** Data for processing follows **
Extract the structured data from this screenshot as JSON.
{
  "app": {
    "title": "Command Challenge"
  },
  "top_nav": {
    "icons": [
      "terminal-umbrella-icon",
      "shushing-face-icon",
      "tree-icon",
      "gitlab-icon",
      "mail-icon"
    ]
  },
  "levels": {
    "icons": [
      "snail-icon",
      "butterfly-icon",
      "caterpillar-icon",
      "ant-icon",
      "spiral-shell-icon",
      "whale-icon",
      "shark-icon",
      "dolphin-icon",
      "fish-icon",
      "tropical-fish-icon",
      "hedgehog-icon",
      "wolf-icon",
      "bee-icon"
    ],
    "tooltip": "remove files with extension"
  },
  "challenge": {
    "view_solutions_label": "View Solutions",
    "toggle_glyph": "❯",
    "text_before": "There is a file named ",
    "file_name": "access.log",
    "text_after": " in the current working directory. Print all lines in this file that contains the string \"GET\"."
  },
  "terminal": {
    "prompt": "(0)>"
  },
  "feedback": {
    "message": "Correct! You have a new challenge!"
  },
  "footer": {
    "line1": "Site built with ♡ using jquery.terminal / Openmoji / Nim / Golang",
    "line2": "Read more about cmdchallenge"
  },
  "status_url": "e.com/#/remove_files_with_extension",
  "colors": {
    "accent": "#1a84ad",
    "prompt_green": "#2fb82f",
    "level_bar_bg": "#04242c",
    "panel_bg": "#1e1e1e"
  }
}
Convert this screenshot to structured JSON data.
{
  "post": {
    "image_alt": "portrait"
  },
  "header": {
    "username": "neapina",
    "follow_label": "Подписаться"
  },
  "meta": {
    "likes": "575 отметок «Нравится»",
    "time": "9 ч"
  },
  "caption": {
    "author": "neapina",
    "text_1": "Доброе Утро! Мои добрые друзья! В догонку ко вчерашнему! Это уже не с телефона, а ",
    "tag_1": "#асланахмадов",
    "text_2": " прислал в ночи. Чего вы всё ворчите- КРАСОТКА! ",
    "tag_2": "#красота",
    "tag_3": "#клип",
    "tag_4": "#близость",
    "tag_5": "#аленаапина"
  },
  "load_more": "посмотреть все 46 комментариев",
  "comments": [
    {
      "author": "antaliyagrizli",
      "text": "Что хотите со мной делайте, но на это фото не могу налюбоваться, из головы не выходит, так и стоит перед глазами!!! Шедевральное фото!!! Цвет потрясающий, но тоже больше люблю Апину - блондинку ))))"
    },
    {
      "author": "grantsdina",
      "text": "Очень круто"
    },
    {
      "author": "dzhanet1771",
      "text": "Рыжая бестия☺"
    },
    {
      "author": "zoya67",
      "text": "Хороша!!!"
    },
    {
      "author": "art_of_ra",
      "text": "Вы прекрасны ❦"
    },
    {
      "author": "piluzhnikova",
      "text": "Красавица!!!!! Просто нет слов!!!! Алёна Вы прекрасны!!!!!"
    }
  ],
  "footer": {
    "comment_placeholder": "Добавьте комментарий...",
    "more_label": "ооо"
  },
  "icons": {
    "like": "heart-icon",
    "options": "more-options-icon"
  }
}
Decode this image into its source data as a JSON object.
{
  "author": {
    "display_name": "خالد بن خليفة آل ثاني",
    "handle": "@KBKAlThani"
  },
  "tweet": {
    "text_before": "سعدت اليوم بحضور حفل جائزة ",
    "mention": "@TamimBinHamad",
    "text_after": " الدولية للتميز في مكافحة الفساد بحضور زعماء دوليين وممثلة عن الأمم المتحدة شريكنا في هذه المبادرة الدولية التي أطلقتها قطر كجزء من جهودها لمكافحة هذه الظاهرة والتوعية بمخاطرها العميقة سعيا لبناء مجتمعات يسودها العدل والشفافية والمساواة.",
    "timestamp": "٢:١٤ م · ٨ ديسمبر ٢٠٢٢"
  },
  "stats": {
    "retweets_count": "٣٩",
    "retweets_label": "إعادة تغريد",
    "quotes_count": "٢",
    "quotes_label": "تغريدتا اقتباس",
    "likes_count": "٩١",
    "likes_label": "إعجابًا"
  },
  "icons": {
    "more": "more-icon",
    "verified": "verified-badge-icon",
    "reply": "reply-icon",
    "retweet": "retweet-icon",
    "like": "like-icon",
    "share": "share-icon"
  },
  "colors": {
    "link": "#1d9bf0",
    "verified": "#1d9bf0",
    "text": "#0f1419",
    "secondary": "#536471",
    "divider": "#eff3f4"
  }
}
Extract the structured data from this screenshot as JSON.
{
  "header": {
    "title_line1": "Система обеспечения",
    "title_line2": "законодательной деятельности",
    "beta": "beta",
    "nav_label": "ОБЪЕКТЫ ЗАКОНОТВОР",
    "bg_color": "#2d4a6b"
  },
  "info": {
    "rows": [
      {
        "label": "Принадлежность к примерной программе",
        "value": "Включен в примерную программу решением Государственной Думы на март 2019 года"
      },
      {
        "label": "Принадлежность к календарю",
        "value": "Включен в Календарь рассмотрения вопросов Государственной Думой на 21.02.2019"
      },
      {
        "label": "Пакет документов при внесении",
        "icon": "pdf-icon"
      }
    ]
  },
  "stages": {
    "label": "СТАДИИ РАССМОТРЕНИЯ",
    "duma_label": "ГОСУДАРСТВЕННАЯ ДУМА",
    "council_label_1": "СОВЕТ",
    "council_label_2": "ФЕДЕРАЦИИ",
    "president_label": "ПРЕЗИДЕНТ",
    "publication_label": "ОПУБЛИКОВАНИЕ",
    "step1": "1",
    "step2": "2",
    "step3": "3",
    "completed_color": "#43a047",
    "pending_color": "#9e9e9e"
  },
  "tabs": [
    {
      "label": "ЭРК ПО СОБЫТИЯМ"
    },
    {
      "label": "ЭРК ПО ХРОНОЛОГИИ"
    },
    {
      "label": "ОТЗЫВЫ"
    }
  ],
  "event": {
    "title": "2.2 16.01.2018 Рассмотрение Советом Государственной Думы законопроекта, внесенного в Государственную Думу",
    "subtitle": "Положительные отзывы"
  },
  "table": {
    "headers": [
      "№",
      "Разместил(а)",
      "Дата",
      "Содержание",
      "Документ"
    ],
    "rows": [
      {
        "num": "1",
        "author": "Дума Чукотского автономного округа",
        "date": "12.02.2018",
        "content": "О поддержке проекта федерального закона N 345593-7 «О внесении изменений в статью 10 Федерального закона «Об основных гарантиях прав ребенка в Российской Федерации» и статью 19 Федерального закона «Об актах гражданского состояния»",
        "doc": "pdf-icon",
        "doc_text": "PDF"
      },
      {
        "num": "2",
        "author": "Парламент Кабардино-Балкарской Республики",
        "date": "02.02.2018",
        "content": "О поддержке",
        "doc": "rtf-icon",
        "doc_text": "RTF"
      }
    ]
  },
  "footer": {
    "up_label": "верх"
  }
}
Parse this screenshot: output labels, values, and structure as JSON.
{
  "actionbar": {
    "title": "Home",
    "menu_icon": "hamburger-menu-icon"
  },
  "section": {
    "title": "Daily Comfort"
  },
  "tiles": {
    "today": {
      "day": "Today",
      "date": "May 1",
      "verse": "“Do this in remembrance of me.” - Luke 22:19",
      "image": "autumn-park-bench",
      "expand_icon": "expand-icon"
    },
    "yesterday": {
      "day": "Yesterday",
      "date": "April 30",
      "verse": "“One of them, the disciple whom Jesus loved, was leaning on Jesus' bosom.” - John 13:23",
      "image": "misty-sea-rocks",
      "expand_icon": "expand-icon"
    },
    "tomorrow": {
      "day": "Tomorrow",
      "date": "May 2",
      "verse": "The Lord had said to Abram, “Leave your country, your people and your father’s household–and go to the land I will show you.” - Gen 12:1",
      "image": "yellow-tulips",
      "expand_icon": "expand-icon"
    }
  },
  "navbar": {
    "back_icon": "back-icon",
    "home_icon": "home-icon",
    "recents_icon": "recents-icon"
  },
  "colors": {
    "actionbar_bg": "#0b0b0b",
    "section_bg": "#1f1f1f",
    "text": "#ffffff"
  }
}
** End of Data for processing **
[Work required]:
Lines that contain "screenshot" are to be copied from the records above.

[Task result]:
Extract the structured data from this screenshot as JSON.
Convert this screenshot to structured JSON data.
Extract the structured data from this screenshot as JSON.
Parse this screenshot: output labels, values, and structure as JSON.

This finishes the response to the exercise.